Set down the full data below exactly as given, please.
____________
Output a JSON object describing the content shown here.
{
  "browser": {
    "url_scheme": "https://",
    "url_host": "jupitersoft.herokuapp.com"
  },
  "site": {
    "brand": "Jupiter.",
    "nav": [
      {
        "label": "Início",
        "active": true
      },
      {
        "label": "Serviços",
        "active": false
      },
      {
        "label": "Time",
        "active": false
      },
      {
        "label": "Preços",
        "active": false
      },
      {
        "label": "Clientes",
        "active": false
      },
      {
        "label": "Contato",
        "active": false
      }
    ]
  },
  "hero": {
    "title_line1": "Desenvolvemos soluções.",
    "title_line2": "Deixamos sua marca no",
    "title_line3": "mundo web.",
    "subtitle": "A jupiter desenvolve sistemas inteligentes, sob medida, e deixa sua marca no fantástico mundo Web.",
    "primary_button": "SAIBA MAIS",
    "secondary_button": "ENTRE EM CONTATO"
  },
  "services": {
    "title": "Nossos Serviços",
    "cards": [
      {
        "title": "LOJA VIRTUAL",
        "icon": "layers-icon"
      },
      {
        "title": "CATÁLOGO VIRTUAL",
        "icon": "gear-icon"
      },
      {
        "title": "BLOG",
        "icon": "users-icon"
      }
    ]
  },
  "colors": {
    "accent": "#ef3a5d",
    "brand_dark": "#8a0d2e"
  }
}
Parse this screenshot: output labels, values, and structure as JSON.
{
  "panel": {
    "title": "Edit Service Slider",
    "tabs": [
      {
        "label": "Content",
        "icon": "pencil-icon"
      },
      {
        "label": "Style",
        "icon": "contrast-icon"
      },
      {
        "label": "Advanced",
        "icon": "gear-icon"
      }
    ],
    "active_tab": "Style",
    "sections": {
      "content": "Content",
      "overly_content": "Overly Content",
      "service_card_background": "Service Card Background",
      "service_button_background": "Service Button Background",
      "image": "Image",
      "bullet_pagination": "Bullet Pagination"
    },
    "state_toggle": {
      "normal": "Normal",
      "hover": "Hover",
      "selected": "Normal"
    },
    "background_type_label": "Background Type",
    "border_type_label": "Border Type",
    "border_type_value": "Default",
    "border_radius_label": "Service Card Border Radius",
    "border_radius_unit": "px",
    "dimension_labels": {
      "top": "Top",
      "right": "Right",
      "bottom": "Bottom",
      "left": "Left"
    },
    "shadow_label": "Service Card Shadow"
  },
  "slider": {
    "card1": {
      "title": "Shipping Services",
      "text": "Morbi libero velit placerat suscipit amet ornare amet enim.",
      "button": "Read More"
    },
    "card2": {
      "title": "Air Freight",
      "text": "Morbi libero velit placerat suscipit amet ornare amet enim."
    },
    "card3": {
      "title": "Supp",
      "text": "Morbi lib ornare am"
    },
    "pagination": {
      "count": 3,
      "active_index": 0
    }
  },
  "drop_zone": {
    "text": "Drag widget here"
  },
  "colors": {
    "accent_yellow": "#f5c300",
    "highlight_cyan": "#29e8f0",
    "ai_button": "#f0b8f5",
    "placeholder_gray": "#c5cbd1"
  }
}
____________
Written answer:
Output a JSON object describing the content shown here.
{
  "browser": {
    "url_scheme": "https://",
    "url_host": "jupitersoft.herokuapp.com"
  },
  "site": {
    "brand": "Jupiter.",
    "nav": [
      {
        "label": "Início",
        "active": true
      },
      {
        "label": "Serviços",
        "active": false
      },
      {
        "label": "Time",
        "active": false
      },
      {
        "label": "Preços",
        "active": false
      },
      {
        "label": "Clientes",
        "active": false
      },
      {
        "label": "Contato",
        "active": false
      }
    ]
  },
  "hero": {
    "title_line1": "Desenvolvemos soluções.",
    "title_line2": "Deixamos sua marca no",
    "title_line3": "mundo web.",
    "subtitle": "A jupiter desenvolve sistemas inteligentes, sob medida, e deixa sua marca no fantástico mundo Web.",
    "primary_button": "SAIBA MAIS",
    "secondary_button": "ENTRE EM CONTATO"
  },
  "services": {
    "title": "Nossos Serviços",
    "cards": [
      {
        "title": "LOJA VIRTUAL",
        "icon": "layers-icon"
      },
      {
        "title": "CATÁLOGO VIRTUAL",
        "icon": "gear-icon"
      },
      {
        "title": "BLOG",
        "icon": "users-icon"
      }
    ]
  },
  "colors": {
    "accent": "#ef3a5d",
    "brand_dark": "#8a0d2e"
  }
}
Parse this screenshot: output labels, values, and structure as JSON.
{
  "panel": {
    "title": "Edit Service Slider",
    "tabs": [
      {
        "label": "Content",
        "icon": "pencil-icon"
      },
      {
        "label": "Style",
        "icon": "contrast-icon"
      },
      {
        "label": "Advanced",
        "icon": "gear-icon"
      }
    ],
    "active_tab": "Style",
    "sections": {
      "content": "Content",
      "overly_content": "Overly Content",
      "service_card_background": "Service Card Background",
      "service_button_background": "Service Button Background",
      "image": "Image",
      "bullet_pagination": "Bullet Pagination"
    },
    "state_toggle": {
      "normal": "Normal",
      "hover": "Hover",
      "selected": "Normal"
    },
    "background_type_label": "Background Type",
    "border_type_label": "Border Type",
    "border_type_value": "Default",
    "border_radius_label": "Service Card Border Radius",
    "border_radius_unit": "px",
    "dimension_labels": {
      "top": "Top",
      "right": "Right",
      "bottom": "Bottom",
      "left": "Left"
    },
    "shadow_label": "Service Card Shadow"
  },
  "slider": {
    "card1": {
      "title": "Shipping Services",
      "text": "Morbi libero velit placerat suscipit amet ornare amet enim.",
      "button": "Read More"
    },
    "card2": {
      "title": "Air Freight",
      "text": "Morbi libero velit placerat suscipit amet ornare amet enim."
    },
    "card3": {
      "title": "Supp",
      "text": "Morbi lib ornare am"
    },
    "pagination": {
      "count": 3,
      "active_index": 0
    }
  },
  "drop_zone": {
    "text": "Drag widget here"
  },
  "colors": {
    "accent_yellow": "#f5c300",
    "highlight_cyan": "#29e8f0",
    "ai_button": "#f0b8f5",
    "placeholder_gray": "#c5cbd1"
  }
}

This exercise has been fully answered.